Exercise goal –
In the data below, find each line that contains the word "Ctrl" and copy it.

(Dataset items)
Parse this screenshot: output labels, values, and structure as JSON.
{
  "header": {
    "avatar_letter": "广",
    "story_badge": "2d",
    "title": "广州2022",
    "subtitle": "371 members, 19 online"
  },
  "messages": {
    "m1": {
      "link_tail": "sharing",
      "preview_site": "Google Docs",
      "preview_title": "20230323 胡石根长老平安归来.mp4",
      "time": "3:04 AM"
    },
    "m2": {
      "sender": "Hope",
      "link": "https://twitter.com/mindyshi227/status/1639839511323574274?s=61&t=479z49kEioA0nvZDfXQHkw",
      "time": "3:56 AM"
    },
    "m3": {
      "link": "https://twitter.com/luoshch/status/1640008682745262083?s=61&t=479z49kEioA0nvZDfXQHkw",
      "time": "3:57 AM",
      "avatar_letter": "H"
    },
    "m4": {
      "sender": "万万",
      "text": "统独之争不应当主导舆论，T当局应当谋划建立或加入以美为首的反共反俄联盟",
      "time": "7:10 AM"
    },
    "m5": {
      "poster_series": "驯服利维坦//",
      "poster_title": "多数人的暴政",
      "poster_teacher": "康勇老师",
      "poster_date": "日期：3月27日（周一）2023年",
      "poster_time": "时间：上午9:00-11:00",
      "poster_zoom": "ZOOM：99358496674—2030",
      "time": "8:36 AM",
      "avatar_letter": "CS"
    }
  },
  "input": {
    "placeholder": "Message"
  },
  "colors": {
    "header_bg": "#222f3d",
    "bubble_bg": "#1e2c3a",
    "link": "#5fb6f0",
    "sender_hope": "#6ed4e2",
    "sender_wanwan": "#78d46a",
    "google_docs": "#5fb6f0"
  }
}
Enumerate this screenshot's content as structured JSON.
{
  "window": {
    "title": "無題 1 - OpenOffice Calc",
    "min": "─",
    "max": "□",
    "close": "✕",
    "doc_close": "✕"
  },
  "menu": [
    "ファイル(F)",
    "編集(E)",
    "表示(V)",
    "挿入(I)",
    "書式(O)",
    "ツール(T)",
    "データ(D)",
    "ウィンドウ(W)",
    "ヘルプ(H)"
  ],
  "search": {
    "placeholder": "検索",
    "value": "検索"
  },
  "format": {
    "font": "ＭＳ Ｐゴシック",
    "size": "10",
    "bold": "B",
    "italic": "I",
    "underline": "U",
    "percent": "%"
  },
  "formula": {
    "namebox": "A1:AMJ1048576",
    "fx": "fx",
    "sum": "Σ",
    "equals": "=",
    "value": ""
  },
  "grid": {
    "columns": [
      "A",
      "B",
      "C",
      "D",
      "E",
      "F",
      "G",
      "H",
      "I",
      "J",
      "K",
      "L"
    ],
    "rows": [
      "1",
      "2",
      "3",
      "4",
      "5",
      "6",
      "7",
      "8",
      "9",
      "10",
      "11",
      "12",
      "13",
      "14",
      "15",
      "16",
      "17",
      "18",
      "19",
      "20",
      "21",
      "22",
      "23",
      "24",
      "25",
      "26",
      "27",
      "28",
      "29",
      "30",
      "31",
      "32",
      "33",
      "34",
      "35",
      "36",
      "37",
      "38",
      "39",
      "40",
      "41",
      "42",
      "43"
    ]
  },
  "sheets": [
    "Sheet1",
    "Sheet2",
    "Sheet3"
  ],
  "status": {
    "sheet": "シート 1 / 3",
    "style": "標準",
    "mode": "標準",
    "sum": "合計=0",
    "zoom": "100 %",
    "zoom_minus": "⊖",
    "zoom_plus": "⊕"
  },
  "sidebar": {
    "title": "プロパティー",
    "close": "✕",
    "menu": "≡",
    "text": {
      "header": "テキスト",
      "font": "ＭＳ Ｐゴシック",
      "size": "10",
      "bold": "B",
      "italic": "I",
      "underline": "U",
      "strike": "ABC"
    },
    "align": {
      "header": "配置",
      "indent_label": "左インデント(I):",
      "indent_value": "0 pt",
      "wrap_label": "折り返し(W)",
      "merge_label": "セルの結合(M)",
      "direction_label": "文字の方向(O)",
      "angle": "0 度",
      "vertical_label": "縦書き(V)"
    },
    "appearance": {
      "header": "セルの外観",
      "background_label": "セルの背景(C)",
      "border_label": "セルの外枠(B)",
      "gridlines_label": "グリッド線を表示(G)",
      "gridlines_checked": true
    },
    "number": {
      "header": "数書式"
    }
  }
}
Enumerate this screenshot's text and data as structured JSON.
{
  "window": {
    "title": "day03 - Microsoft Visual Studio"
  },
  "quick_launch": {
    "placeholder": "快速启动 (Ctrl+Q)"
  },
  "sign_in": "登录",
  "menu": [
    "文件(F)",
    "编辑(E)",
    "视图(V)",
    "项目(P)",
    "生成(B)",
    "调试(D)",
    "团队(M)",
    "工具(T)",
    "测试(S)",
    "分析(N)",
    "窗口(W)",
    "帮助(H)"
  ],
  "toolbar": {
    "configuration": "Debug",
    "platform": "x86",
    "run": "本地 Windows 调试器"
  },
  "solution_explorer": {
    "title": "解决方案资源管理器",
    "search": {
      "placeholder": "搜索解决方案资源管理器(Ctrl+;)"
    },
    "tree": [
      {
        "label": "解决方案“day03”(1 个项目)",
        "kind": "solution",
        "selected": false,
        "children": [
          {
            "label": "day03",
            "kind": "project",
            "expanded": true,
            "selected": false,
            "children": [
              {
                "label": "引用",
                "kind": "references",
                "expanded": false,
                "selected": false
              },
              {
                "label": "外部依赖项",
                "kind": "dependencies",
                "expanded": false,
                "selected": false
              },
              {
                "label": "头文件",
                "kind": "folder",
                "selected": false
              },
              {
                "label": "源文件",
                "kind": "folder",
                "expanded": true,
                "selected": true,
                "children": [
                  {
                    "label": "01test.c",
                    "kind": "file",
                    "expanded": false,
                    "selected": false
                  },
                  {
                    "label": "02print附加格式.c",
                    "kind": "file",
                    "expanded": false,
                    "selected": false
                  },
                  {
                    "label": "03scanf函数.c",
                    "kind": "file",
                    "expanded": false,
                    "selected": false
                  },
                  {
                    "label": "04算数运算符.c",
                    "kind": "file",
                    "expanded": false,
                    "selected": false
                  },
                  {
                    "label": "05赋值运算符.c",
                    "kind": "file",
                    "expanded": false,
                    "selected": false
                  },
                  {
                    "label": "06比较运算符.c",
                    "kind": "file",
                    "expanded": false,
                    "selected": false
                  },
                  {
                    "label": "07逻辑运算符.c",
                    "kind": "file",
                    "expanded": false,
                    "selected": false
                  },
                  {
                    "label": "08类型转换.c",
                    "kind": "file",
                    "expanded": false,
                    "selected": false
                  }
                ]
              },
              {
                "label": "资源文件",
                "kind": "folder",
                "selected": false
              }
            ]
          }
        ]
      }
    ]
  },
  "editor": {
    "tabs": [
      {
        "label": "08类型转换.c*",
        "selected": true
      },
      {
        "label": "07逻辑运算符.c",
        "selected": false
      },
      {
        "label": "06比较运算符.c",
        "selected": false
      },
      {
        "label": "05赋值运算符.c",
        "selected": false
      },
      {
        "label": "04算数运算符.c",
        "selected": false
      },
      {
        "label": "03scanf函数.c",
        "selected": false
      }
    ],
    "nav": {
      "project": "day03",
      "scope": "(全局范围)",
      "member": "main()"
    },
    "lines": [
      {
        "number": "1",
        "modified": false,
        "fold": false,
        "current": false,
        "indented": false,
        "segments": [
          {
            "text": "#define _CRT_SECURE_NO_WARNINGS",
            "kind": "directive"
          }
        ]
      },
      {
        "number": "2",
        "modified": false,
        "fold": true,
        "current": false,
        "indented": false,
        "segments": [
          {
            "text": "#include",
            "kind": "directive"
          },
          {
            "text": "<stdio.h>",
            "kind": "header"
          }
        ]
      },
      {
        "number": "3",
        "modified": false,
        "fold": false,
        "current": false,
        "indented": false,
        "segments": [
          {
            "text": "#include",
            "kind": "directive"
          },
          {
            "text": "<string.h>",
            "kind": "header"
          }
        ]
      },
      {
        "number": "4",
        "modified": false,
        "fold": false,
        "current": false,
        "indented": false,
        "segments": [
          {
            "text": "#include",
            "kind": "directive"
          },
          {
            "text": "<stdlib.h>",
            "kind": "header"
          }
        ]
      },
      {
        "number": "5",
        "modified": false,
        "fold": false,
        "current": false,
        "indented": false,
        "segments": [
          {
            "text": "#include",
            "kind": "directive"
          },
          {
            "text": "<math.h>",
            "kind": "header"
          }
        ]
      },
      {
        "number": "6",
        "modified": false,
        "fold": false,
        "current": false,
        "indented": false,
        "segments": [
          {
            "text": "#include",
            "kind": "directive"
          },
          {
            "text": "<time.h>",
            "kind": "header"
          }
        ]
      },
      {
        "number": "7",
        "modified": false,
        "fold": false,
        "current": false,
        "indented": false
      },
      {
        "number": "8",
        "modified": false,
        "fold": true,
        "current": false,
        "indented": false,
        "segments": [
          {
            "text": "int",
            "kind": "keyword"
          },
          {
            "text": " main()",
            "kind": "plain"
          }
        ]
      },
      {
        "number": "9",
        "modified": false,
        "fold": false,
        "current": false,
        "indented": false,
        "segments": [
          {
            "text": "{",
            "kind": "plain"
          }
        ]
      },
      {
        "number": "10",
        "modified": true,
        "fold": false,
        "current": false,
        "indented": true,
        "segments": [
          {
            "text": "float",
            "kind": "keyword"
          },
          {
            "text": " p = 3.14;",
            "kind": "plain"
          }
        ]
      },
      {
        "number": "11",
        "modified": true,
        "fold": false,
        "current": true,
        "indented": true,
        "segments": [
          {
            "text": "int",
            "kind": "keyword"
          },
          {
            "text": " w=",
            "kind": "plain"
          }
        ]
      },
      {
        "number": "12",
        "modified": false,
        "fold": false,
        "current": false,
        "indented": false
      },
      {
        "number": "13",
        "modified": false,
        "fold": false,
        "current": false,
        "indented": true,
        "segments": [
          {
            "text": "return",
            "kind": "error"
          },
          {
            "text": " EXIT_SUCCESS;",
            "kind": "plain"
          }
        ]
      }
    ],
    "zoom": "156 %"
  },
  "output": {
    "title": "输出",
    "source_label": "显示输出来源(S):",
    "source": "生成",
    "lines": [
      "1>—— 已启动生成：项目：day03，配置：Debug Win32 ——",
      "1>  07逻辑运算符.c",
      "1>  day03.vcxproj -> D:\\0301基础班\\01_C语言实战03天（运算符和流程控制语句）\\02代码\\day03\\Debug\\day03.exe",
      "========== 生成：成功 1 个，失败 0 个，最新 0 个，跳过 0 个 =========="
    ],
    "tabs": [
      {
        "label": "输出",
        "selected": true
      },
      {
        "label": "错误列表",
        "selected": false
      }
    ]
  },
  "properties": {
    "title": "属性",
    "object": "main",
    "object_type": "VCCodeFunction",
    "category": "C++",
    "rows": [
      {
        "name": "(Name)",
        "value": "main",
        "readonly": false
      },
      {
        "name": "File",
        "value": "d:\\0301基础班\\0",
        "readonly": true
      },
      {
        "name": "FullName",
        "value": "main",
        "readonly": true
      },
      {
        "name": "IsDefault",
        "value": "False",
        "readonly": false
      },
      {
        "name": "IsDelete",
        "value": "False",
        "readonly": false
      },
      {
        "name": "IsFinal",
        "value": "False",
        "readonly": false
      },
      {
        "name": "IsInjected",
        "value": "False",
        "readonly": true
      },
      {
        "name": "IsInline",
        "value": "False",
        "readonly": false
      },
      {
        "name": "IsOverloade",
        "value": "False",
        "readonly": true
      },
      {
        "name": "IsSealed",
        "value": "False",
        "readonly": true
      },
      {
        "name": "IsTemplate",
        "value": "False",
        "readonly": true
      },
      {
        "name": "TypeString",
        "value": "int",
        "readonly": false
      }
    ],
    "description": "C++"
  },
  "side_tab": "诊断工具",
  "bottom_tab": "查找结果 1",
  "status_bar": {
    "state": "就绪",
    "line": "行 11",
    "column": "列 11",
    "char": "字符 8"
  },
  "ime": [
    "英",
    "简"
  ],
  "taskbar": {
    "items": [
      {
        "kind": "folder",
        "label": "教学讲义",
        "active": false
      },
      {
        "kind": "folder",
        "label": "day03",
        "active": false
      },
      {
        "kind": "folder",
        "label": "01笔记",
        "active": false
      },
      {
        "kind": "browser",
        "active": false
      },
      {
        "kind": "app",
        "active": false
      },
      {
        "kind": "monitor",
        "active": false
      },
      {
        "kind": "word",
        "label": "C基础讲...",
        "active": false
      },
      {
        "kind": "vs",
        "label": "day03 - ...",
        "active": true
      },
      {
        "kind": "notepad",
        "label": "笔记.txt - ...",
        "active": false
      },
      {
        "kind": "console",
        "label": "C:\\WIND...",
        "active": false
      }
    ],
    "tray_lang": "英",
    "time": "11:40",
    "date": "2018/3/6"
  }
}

Problem solution –
    "placeholder": "快速启动 (Ctrl+Q)"
      "placeholder": "搜索解决方案资源管理器(Ctrl+;)"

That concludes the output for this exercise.